The one discovery I did make while eating in Frankfurt was that Germans rival the Chinese as masters of the goose. The Italians and the French don't do very much with the goose (and these days the French make their foie gras with duck which is cheaper) but the Germans manage to extract the maximum flavour from it. Even Lufthansa (very good service, an excellent German-speaking Indian purser, not very comfortable seats, tiny screens in club class, and check-in staff at Delhi who greet you cheerily in Hindi and struggle with English) managed a wonderful goose for the inflight meal from Frankfurt to Delhi. (Very nice German white wine and terrific Austrian red on the plane, by the way.)
Obviously, there is more to German food than sausages, potatoes, schnitzel, cabbage, bread and goose (not to mention the very dodgy pasta-like spaetzle) but I'll have to go back one day to find out what that is. For this trip, I'll just remember the bread and goose.
One of the advantages of going to Germany in December is that you get to see the Christmas markets. These are a European phenomenon comprising stalls selling largely useless Christmas trinkets combined with other stalls selling such German delicacies as sausage, potatoes, more sausage and more potatoes. (I'm sorry but this is true.)
Stuttgart can be a bleak industrial city in the winter where the sun rises at 8.30 am and sets by 4.30 pm and if it is raining and windy as it was for most of my stay, this does not assist in an appreciation of the city's charms.
But the folks at Mercedes suggested I went off to the seasonal Christmas market and I was astonished by how charming and convivial everything was. Groups of Germans who should have been at work (don't ask me how they managed to skive off in the afternoon) went from stall to stall buying scarves, aromatic candles, woollen caps and the like while consuming warm rum-based drinks and eating lots of sausages and potatoes. (Yes, I know, but what can I do? It is the truth!)
The Christmas market in Frankfurt was larger and to my mind at least, much lovelier than the Stuttgart version. It was in the middle of the shopping area in the centre of town and you had the sense that roads and pavements had been taken over to make room for this phenomenon.
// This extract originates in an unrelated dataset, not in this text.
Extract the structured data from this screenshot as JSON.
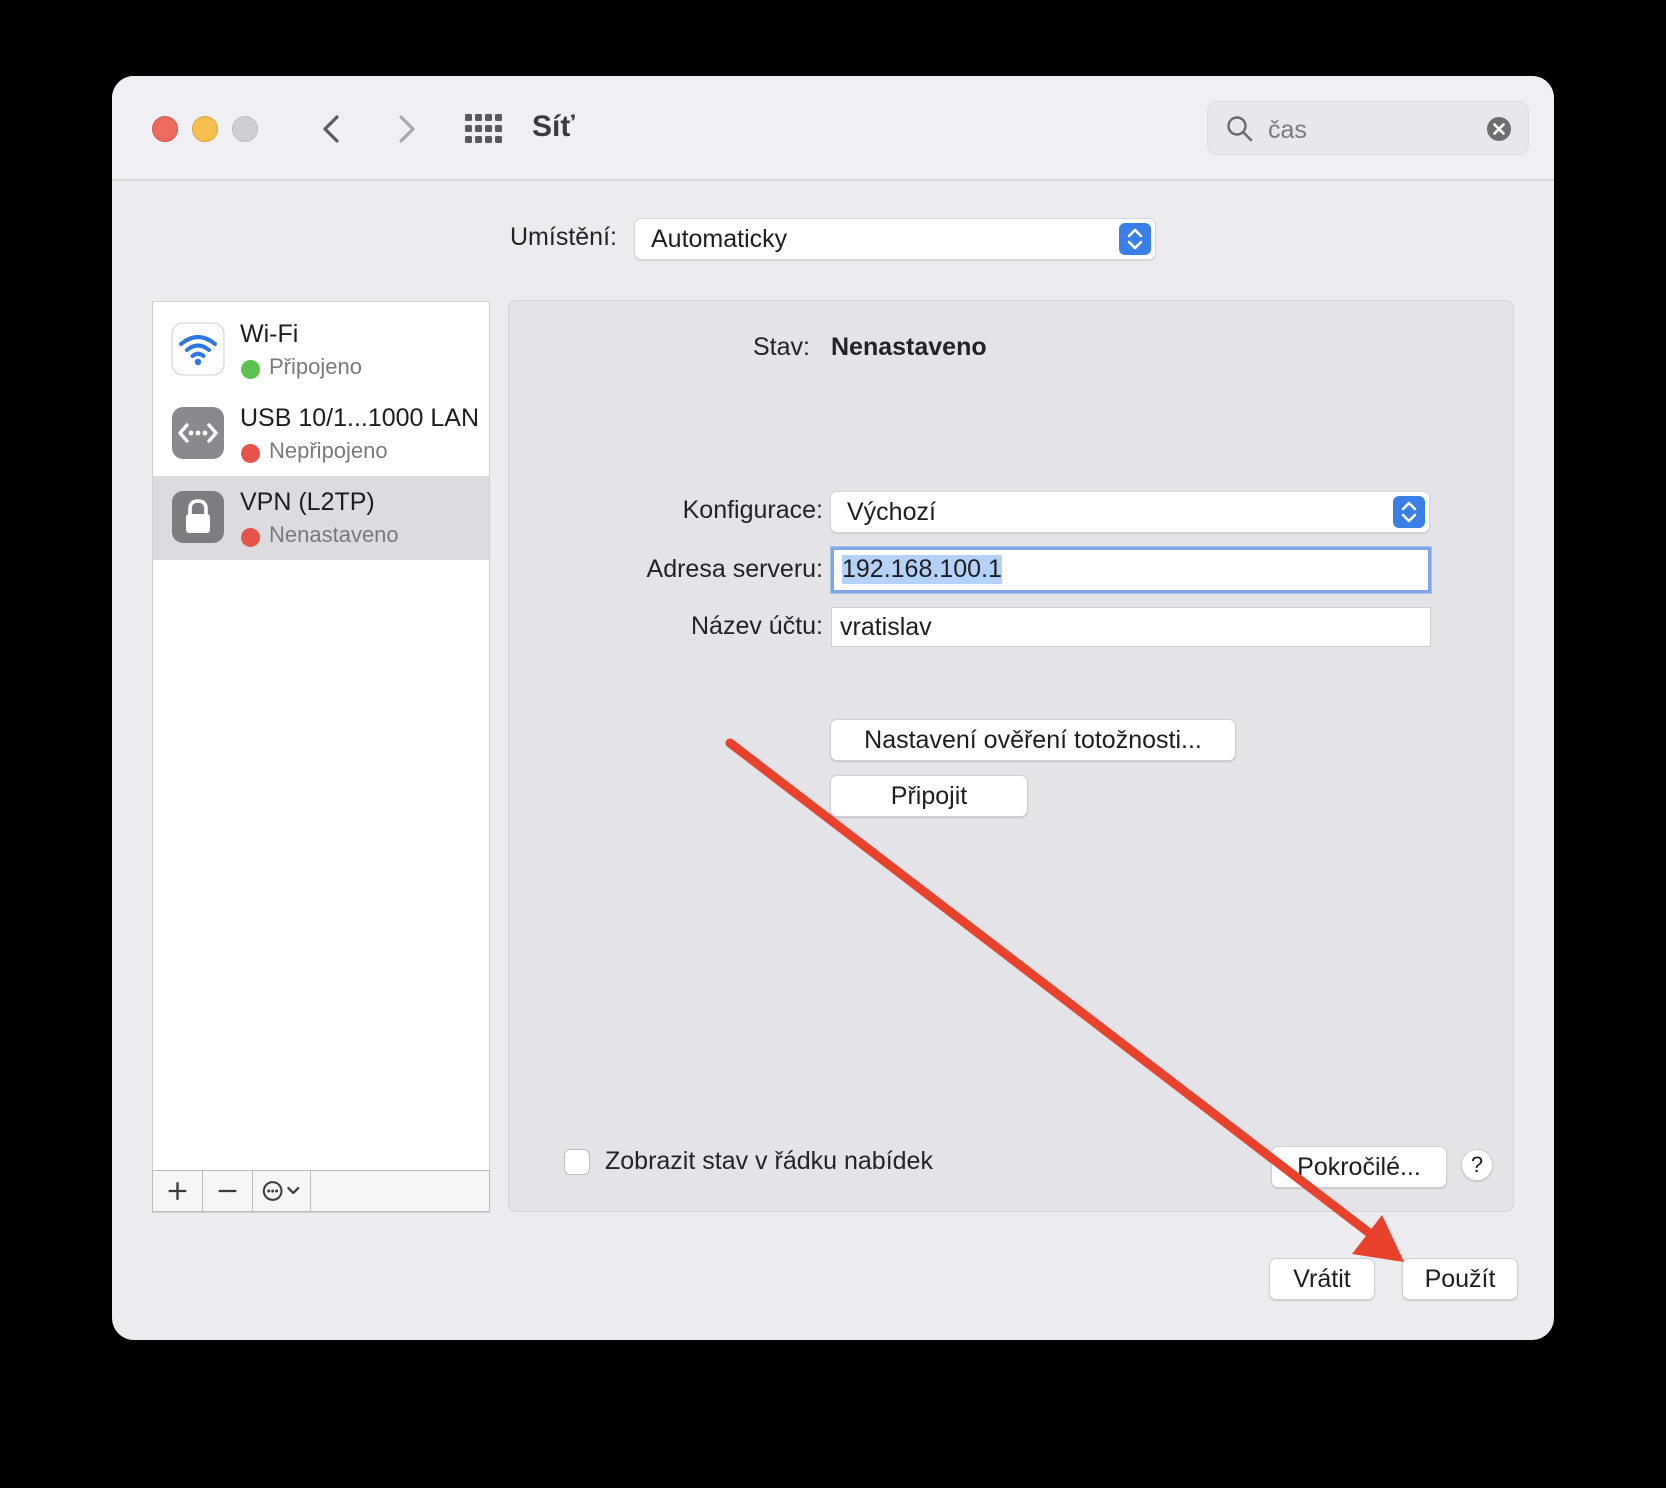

There were huge crowds of people who were obviously enjoying themselves and if you had a large drink in your hand and forgot where you were then it was almost as though Christmas had come early.
The caricature of Germans as a super efficient people is accurate. But what the caricature conceals is that they are also a remarkably friendly and helpful people who enjoy having a good time. Throughout my stay in Germany, I was astonished by how nice people were and how much they went out of their way to help strangers. In this respect at least, they were better than the French and unlike the Italians who mean well, most of the Germans I came across spoke English.
One of the realities about travelling to many countries these days - and I'm going to be honest here - is that wherever you go, the streets are packed out with Indians. Familiarity has its advantages. But if your intention is to go somewhere completely different to experience a change of scene, then the Bollywoodisation of the world is not necessarily always a welcome phenomenon.
The wonderful thing about both Frankfurt and Stuttgart was that it all felt very different. At the Christmas markets I was the only Indian (a strange feeling in this Indian-dominated age) and the Germans I met knew little about our country. But they were nearly always warm and positive about India and curious to learn more.
Mercedes Benz had flown Ayaan and Amaan Ali Khan to Stuttgart to perfor